PROMPT
Your reply should be made up of every line in the records below that holds the string "Security".

********************

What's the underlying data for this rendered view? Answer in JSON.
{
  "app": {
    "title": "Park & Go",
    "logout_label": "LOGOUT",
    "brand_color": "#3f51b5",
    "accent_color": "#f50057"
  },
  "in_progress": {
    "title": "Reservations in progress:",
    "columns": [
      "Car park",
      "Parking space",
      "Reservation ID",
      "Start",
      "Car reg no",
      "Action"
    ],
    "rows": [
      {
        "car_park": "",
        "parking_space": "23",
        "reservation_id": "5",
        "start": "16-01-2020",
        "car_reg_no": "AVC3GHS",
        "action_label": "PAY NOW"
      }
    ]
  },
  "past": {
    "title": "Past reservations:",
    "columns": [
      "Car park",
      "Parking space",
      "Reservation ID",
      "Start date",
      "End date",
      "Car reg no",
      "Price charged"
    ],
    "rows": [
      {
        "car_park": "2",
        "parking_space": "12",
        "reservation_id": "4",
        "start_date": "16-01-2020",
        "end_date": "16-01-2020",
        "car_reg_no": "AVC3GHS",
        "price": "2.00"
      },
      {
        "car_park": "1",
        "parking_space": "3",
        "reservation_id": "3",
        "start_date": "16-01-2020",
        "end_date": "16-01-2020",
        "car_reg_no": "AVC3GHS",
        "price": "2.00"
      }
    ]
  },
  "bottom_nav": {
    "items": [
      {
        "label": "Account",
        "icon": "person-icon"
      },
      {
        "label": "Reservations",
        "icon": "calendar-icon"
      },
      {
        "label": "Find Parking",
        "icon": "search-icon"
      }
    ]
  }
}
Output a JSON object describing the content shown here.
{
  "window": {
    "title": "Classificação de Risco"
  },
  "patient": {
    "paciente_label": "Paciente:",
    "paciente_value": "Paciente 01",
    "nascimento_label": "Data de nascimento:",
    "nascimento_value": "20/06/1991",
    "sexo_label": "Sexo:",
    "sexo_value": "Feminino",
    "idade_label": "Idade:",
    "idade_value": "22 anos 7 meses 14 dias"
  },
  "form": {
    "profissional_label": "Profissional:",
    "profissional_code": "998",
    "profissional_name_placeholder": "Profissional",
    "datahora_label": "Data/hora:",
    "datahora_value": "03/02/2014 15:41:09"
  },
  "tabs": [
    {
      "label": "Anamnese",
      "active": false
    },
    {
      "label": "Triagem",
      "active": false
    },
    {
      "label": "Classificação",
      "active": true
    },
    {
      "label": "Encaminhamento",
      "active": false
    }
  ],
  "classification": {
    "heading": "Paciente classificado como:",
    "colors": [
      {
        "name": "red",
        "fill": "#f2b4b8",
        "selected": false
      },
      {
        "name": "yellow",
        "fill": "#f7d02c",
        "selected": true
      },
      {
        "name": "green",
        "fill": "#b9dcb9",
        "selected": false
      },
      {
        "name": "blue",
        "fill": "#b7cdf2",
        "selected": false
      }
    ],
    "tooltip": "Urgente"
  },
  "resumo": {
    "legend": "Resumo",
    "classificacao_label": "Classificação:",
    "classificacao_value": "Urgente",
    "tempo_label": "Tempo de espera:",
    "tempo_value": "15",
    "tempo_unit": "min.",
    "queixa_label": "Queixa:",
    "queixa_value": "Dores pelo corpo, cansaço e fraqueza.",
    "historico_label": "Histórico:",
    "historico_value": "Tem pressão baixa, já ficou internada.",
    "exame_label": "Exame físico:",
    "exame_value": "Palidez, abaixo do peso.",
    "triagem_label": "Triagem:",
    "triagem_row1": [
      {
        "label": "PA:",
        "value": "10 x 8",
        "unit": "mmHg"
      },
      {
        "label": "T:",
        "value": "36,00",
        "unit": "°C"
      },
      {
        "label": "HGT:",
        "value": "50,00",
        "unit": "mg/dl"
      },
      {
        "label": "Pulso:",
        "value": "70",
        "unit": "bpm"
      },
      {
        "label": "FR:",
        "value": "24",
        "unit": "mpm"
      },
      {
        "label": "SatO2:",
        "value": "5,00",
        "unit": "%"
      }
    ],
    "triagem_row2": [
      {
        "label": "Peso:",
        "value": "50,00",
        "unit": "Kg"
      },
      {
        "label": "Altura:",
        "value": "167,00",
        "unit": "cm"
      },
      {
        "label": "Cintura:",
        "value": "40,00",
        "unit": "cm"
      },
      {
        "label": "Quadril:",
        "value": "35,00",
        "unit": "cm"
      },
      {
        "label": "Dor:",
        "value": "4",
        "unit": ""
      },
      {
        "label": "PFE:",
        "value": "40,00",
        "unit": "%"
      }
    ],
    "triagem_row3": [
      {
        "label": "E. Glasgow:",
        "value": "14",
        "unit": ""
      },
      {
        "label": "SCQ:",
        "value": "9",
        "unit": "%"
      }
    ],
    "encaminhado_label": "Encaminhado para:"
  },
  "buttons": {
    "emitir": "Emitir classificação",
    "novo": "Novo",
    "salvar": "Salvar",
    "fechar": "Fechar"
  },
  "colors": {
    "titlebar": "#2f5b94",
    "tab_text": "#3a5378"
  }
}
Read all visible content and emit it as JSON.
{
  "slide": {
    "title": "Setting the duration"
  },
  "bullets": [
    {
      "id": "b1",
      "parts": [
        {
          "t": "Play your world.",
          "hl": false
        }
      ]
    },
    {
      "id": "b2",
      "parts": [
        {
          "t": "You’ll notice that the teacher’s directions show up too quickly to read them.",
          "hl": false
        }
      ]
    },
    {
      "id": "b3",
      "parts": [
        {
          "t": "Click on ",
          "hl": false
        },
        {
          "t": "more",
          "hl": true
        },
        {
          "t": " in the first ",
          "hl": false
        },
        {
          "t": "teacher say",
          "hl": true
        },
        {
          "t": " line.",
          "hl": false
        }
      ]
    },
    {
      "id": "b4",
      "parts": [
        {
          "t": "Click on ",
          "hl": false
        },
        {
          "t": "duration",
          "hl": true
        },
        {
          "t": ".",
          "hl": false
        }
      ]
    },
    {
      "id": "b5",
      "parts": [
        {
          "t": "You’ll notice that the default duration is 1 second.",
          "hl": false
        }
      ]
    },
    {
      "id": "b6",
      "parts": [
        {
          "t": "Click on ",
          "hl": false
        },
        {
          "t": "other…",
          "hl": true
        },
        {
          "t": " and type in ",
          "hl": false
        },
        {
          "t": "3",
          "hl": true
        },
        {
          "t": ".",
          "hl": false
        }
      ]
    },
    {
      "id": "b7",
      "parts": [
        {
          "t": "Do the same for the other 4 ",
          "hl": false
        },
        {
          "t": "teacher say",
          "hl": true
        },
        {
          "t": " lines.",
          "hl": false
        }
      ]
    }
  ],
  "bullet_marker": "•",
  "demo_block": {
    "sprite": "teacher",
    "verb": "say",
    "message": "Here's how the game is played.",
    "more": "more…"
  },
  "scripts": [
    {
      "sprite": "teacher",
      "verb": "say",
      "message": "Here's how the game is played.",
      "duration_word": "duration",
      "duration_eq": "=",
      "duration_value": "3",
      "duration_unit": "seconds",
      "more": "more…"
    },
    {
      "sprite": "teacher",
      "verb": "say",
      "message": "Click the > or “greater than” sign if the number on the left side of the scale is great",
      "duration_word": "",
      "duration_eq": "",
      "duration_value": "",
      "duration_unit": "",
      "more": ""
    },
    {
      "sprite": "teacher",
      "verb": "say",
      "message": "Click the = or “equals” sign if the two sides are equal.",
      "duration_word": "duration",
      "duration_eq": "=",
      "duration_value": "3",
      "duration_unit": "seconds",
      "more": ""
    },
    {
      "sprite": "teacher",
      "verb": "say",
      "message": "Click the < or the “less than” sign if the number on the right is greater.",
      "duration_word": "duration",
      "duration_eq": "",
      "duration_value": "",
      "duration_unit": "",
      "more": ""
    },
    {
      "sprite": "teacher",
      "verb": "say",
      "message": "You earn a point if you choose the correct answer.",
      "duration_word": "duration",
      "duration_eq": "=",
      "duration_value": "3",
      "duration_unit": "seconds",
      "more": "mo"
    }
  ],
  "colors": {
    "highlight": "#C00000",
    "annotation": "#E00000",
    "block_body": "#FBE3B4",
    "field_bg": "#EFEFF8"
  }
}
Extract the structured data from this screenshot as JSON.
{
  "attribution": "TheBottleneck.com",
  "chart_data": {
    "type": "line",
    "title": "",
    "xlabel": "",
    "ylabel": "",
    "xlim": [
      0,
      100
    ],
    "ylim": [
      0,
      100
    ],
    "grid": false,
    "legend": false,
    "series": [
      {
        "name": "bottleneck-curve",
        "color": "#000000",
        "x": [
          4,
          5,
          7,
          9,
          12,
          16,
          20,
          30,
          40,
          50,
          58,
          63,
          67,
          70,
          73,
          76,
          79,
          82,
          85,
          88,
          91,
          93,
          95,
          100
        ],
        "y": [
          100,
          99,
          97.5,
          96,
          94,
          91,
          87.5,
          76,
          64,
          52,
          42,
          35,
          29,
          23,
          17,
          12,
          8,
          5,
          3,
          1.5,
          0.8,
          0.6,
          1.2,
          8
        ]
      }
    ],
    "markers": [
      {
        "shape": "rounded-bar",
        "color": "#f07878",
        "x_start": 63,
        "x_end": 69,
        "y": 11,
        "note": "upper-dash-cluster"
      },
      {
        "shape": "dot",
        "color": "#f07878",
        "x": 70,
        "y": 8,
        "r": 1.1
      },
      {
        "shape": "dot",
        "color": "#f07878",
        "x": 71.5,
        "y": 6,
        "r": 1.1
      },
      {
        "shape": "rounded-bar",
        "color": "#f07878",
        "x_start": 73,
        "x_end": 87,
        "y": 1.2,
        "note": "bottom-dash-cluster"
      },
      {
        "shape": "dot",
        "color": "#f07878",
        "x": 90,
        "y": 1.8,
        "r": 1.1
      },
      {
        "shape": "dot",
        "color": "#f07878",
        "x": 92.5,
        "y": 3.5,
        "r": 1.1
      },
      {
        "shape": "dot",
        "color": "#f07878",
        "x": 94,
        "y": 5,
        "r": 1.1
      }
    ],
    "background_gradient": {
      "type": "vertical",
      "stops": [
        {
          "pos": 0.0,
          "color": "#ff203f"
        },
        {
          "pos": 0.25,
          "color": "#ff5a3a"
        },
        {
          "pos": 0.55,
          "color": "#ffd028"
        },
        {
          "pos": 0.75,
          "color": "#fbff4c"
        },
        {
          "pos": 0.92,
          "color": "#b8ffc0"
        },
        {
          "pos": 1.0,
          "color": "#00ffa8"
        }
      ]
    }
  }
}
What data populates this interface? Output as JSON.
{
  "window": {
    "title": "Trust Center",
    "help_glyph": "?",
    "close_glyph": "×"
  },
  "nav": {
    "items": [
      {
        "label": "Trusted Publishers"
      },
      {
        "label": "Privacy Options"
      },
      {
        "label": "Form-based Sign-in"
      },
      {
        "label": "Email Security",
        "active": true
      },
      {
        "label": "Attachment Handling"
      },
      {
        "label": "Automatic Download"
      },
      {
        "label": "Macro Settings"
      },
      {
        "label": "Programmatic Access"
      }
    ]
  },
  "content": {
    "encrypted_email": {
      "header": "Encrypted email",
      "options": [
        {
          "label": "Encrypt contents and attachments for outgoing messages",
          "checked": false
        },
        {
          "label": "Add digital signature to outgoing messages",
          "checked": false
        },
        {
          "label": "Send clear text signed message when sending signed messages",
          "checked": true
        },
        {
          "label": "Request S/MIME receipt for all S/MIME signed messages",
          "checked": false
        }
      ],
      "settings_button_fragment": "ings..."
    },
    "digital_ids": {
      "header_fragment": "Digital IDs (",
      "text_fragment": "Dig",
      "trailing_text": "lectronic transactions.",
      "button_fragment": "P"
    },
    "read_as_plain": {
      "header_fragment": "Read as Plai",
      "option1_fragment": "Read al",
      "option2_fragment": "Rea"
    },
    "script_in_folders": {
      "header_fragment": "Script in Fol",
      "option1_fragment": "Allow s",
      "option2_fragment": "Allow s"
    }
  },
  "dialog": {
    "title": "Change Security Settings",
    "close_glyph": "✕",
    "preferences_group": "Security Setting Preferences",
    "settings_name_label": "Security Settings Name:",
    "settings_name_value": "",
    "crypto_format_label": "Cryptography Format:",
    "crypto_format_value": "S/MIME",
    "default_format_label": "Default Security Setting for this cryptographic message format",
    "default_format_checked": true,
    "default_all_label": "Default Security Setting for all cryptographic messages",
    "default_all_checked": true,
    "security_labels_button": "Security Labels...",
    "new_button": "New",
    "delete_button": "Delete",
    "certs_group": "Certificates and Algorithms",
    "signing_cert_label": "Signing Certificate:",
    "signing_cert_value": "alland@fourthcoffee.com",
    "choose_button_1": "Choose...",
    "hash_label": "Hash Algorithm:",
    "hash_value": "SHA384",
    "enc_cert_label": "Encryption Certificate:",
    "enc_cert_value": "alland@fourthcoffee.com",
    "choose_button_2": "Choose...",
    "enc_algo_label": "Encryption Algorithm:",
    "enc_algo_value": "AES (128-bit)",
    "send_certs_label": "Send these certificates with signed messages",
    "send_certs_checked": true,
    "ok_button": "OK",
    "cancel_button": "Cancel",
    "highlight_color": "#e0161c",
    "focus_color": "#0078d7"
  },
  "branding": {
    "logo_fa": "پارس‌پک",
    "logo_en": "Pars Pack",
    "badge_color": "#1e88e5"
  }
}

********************

RESULT FOR THIS TASK
        "label": "Email Security",
    "title": "Change Security Settings",
    "preferences_group": "Security Setting Preferences",
    "settings_name_label": "Security Settings Name:",
    "default_format_label": "Default Security Setting for this cryptographic message format",
    "default_all_label": "Default Security Setting for all cryptographic messages",
    "security_labels_button": "Security Labels...",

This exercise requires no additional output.